Art is a place where history, religion, psychology, politics and culture converge. The Art Department at Swarthmore offers two avenues of study: studio art and art history. In both, students are introduced to basic skills of visual analysis and expression and to the conceptual frameworks necessary for applying them across disciplines and professions. The study seeks to answer the following questions: Why is having a keen visual intelligence so crucial to a rewarding life? Why are museums one of the first places we go to understand the culture and history of a people? What goes on between the eye, mind and hand during the process of creating a work of art?
The artists and art historians at Swarthmore College consider visual intelligence to be fundamental to a liberal arts education. We believe that the ability to understand works of art -- either through analysis or practice -- is the key to a richer understanding of the human experience. The study of art is the most direct way of developing a better understanding and appreciation of the cultures and societies of our contemporary world, the visual phenomena found in it-both in nature and in society -- and the historical record of human development.

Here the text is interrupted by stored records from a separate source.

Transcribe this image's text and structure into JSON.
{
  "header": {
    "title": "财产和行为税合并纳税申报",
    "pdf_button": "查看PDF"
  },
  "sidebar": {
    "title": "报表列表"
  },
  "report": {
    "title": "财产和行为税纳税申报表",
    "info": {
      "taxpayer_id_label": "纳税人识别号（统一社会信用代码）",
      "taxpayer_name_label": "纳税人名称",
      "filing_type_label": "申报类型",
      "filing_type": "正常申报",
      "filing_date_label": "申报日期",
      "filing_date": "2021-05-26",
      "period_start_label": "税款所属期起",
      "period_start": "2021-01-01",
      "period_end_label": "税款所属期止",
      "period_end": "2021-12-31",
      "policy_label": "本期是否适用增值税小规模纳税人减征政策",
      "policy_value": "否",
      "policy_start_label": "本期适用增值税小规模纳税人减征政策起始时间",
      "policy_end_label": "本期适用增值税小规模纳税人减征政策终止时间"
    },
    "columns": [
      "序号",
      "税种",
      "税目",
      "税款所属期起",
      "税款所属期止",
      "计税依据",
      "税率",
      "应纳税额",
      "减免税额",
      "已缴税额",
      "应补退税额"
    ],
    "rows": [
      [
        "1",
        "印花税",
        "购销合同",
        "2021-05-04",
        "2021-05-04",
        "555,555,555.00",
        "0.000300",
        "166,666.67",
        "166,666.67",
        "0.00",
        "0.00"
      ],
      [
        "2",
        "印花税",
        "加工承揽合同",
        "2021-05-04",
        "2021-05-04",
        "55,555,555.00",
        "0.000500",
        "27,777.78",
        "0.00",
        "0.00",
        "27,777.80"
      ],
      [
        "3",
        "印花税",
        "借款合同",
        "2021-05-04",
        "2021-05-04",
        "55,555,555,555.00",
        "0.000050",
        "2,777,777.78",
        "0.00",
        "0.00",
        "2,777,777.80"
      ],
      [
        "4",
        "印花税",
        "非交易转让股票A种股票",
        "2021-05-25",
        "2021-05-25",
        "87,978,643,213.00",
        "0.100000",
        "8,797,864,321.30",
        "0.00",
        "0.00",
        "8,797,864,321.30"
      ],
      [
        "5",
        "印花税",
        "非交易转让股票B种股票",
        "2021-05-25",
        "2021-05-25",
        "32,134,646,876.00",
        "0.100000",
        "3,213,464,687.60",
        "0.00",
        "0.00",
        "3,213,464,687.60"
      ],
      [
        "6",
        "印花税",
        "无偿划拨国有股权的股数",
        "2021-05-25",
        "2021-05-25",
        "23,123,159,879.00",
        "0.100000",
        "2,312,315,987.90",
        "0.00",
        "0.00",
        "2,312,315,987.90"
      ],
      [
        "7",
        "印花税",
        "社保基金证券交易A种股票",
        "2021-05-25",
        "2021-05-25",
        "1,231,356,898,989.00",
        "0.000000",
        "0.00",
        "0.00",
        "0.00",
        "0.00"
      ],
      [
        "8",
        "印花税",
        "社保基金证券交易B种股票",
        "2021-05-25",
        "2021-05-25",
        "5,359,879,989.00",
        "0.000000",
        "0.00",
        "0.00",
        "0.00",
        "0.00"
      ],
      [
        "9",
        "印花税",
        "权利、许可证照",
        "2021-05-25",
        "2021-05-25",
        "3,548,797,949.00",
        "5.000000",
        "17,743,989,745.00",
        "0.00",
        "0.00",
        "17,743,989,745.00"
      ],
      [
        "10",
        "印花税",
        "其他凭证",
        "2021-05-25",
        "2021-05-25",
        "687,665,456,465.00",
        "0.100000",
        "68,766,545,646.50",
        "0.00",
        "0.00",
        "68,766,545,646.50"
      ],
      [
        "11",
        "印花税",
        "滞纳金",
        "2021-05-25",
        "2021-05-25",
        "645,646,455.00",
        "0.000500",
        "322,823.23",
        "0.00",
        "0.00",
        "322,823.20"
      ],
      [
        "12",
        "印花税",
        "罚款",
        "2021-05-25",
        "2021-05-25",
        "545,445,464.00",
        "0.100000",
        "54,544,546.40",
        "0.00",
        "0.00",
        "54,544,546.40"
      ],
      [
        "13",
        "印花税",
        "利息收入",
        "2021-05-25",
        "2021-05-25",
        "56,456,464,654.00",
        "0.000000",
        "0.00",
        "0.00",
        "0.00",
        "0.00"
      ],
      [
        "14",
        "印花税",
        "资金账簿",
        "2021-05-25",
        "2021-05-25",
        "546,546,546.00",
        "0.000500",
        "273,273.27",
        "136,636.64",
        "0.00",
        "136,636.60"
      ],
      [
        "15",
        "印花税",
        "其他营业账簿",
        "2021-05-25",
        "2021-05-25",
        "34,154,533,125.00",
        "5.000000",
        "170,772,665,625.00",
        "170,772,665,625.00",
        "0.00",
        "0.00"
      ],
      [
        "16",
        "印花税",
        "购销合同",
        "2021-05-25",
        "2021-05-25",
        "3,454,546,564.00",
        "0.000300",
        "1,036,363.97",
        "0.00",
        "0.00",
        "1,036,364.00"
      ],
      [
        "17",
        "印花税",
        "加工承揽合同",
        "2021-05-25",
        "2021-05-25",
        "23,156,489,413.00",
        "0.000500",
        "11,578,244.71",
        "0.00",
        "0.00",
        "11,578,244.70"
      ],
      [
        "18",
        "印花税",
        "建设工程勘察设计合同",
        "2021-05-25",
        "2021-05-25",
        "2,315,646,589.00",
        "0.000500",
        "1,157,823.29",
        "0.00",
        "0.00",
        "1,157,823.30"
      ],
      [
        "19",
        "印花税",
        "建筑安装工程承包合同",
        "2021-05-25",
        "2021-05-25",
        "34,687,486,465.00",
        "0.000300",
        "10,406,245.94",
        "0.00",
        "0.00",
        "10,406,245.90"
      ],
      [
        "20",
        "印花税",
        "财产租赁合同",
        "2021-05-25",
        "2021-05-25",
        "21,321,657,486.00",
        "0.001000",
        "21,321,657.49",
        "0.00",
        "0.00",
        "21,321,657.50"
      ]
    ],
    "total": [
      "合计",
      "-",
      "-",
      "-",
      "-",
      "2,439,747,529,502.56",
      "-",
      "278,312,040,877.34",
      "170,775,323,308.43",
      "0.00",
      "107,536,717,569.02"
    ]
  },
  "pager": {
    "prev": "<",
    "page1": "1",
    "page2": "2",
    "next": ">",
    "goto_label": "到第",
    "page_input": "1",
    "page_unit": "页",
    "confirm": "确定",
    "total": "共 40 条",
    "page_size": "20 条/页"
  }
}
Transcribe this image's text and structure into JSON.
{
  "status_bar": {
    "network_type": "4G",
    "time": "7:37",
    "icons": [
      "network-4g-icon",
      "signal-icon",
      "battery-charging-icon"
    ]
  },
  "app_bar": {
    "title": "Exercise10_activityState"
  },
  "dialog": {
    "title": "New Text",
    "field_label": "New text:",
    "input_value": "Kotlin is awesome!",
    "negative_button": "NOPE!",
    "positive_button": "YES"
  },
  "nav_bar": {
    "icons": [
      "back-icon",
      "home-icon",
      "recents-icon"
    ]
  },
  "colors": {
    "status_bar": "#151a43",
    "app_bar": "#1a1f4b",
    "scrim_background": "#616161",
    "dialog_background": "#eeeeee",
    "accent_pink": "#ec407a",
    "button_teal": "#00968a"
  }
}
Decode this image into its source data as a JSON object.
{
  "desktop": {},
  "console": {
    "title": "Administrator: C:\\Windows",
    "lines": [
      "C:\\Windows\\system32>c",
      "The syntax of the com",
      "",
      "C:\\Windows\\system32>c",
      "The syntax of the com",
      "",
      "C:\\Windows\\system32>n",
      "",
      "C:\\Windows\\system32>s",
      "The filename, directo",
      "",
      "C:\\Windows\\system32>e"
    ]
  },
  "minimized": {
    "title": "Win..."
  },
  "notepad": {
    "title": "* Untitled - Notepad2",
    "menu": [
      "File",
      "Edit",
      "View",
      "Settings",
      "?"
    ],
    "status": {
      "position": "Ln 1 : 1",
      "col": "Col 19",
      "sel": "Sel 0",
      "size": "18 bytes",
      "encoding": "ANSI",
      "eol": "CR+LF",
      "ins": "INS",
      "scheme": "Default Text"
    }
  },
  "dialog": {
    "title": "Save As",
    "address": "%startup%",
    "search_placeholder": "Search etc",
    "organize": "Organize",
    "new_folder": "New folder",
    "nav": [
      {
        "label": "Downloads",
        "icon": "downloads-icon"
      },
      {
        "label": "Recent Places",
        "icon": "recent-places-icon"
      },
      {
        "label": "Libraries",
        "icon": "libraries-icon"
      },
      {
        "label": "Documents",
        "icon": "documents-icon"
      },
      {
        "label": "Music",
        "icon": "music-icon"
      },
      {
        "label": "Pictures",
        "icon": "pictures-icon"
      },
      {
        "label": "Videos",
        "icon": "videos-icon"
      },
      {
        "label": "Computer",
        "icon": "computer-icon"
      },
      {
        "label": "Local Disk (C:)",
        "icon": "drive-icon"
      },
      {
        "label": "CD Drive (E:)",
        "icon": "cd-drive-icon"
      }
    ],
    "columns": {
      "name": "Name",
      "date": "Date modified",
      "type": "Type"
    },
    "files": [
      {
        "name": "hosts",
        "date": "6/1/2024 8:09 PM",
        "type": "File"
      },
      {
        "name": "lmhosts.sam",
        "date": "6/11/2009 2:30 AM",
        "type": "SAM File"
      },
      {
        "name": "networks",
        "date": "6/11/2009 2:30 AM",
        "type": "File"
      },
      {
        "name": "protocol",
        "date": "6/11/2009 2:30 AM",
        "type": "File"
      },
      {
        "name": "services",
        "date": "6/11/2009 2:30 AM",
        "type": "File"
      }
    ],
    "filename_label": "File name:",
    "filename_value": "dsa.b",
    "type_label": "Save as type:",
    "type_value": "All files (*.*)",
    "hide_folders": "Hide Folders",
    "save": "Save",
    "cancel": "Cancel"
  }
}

Artists have and continue to interpret their experiences and art historians have and continue to interpret the objects made.
Our students learn and create in a department that is made up of a close-knit group of practitioners and historians of art. This unique environment allows the kind of one-on-one relationship to faculty and colleagues that enables our students to gain the skills they need to succeed in their chosen paths. The proximity to Philadelphia and to some of the most important collections of art in the United States, as well as to the lively young artists scene and events such as First Friday, puts Swarthmore in a unique position compared to other liberal arts colleges across the country.